▶ [WHAT YOU WILL DO]: Write the records below out again exactly as given, with no images.

▶ [Stored items from a collection]:
▬▬▬▬▬▬

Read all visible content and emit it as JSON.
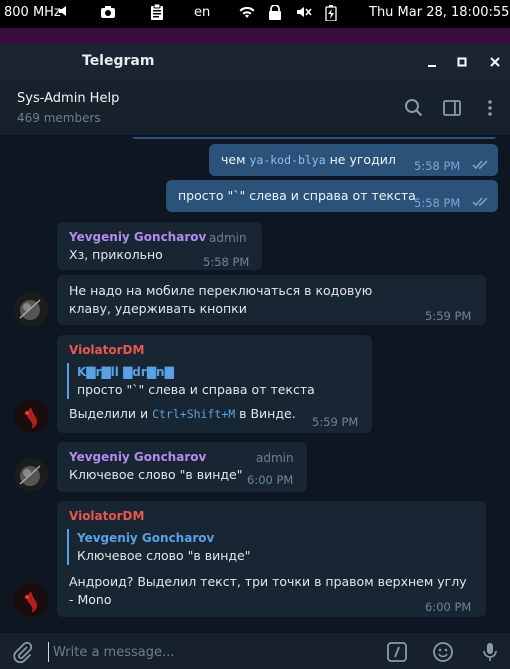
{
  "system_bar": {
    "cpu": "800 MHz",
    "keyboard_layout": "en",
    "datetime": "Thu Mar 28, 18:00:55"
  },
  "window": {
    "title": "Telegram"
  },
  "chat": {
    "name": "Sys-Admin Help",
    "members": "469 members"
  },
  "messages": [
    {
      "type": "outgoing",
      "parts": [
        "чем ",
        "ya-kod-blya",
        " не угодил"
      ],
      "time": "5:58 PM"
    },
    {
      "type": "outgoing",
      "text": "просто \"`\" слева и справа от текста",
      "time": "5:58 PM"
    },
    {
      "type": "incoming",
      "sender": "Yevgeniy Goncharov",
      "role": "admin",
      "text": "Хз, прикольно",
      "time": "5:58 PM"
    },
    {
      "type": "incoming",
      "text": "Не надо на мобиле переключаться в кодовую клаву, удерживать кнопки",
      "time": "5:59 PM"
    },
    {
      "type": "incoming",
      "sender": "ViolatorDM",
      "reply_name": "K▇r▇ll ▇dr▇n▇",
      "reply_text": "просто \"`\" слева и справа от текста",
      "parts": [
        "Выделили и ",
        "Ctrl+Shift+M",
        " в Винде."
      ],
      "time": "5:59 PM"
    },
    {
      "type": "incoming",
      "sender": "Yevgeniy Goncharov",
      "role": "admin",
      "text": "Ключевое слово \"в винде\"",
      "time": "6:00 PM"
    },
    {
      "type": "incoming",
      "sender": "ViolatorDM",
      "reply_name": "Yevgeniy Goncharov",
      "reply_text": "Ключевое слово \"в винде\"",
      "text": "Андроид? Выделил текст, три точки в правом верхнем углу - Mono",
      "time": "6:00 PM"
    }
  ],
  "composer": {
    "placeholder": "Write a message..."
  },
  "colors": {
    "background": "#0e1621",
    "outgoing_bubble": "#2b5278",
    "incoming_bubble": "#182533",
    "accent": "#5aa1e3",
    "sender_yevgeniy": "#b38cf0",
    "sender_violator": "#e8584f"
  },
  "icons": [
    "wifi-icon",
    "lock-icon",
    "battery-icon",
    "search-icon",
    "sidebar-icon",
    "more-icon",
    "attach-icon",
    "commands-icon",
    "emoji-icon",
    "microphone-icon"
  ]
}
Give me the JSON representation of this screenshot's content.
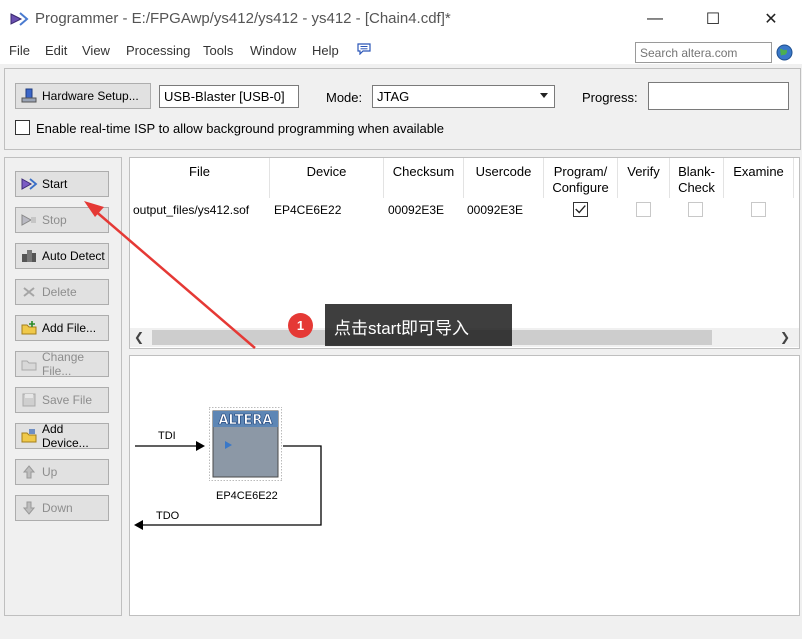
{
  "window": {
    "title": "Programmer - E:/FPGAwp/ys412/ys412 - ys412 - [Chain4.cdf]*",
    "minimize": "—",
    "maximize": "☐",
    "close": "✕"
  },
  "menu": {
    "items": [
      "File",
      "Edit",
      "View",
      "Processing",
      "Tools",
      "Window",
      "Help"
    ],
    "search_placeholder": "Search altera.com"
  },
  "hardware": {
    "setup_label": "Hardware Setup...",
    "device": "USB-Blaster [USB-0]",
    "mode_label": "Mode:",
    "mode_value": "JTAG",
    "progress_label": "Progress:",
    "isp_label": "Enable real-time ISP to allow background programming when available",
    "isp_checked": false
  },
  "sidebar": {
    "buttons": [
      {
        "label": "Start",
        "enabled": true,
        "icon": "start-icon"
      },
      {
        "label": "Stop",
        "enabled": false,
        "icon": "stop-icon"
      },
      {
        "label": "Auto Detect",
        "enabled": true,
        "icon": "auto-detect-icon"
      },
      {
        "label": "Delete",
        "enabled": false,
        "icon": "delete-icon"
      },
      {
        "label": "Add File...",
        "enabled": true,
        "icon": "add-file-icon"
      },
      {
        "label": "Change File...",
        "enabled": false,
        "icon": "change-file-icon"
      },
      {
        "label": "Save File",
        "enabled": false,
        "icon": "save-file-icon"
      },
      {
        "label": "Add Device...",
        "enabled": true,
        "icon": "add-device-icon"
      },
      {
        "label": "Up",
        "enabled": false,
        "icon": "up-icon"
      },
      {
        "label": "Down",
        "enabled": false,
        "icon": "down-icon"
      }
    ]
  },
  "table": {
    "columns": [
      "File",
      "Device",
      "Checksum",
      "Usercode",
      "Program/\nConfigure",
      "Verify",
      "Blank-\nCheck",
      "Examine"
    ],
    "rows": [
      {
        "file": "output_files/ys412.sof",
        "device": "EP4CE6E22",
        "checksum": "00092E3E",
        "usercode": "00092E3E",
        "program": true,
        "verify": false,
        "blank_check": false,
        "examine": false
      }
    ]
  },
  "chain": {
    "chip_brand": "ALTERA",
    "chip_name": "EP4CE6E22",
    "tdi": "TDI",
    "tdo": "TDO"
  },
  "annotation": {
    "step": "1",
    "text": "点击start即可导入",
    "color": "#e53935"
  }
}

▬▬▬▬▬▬

▶ [EXERCISE OUTPUT]:
Read all visible content and emit it as JSON.
{
  "system_bar": {
    "cpu": "800 MHz",
    "keyboard_layout": "en",
    "datetime": "Thu Mar 28, 18:00:55"
  },
  "window": {
    "title": "Telegram"
  },
  "chat": {
    "name": "Sys-Admin Help",
    "members": "469 members"
  },
  "messages": [
    {
      "type": "outgoing",
      "parts": [
        "чем ",
        "ya-kod-blya",
        " не угодил"
      ],
      "time": "5:58 PM"
    },
    {
      "type": "outgoing",
      "text": "просто \"`\" слева и справа от текста",
      "time": "5:58 PM"
    },
    {
      "type": "incoming",
      "sender": "Yevgeniy Goncharov",
      "role": "admin",
      "text": "Хз, прикольно",
      "time": "5:58 PM"
    },
    {
      "type": "incoming",
      "text": "Не надо на мобиле переключаться в кодовую клаву, удерживать кнопки",
      "time": "5:59 PM"
    },
    {
      "type": "incoming",
      "sender": "ViolatorDM",
      "reply_name": "K▇r▇ll ▇dr▇n▇",
      "reply_text": "просто \"`\" слева и справа от текста",
      "parts": [
        "Выделили и ",
        "Ctrl+Shift+M",
        " в Винде."
      ],
      "time": "5:59 PM"
    },
    {
      "type": "incoming",
      "sender": "Yevgeniy Goncharov",
      "role": "admin",
      "text": "Ключевое слово \"в винде\"",
      "time": "6:00 PM"
    },
    {
      "type": "incoming",
      "sender": "ViolatorDM",
      "reply_name": "Yevgeniy Goncharov",
      "reply_text": "Ключевое слово \"в винде\"",
      "text": "Андроид? Выделил текст, три точки в правом верхнем углу - Mono",
      "time": "6:00 PM"
    }
  ],
  "composer": {
    "placeholder": "Write a message..."
  },
  "colors": {
    "background": "#0e1621",
    "outgoing_bubble": "#2b5278",
    "incoming_bubble": "#182533",
    "accent": "#5aa1e3",
    "sender_yevgeniy": "#b38cf0",
    "sender_violator": "#e8584f"
  },
  "icons": [
    "wifi-icon",
    "lock-icon",
    "battery-icon",
    "search-icon",
    "sidebar-icon",
    "more-icon",
    "attach-icon",
    "commands-icon",
    "emoji-icon",
    "microphone-icon"
  ]
}
Give me the JSON representation of this screenshot's content.
{
  "window": {
    "title": "Programmer - E:/FPGAwp/ys412/ys412 - ys412 - [Chain4.cdf]*",
    "minimize": "—",
    "maximize": "☐",
    "close": "✕"
  },
  "menu": {
    "items": [
      "File",
      "Edit",
      "View",
      "Processing",
      "Tools",
      "Window",
      "Help"
    ],
    "search_placeholder": "Search altera.com"
  },
  "hardware": {
    "setup_label": "Hardware Setup...",
    "device": "USB-Blaster [USB-0]",
    "mode_label": "Mode:",
    "mode_value": "JTAG",
    "progress_label": "Progress:",
    "isp_label": "Enable real-time ISP to allow background programming when available",
    "isp_checked": false
  },
  "sidebar": {
    "buttons": [
      {
        "label": "Start",
        "enabled": true,
        "icon": "start-icon"
      },
      {
        "label": "Stop",
        "enabled": false,
        "icon": "stop-icon"
      },
      {
        "label": "Auto Detect",
        "enabled": true,
        "icon": "auto-detect-icon"
      },
      {
        "label": "Delete",
        "enabled": false,
        "icon": "delete-icon"
      },
      {
        "label": "Add File...",
        "enabled": true,
        "icon": "add-file-icon"
      },
      {
        "label": "Change File...",
        "enabled": false,
        "icon": "change-file-icon"
      },
      {
        "label": "Save File",
        "enabled": false,
        "icon": "save-file-icon"
      },
      {
        "label": "Add Device...",
        "enabled": true,
        "icon": "add-device-icon"
      },
      {
        "label": "Up",
        "enabled": false,
        "icon": "up-icon"
      },
      {
        "label": "Down",
        "enabled": false,
        "icon": "down-icon"
      }
    ]
  },
  "table": {
    "columns": [
      "File",
      "Device",
      "Checksum",
      "Usercode",
      "Program/\nConfigure",
      "Verify",
      "Blank-\nCheck",
      "Examine"
    ],
    "rows": [
      {
        "file": "output_files/ys412.sof",
        "device": "EP4CE6E22",
        "checksum": "00092E3E",
        "usercode": "00092E3E",
        "program": true,
        "verify": false,
        "blank_check": false,
        "examine": false
      }
    ]
  },
  "chain": {
    "chip_brand": "ALTERA",
    "chip_name": "EP4CE6E22",
    "tdi": "TDI",
    "tdo": "TDO"
  },
  "annotation": {
    "step": "1",
    "text": "点击start即可导入",
    "color": "#e53935"
  }
}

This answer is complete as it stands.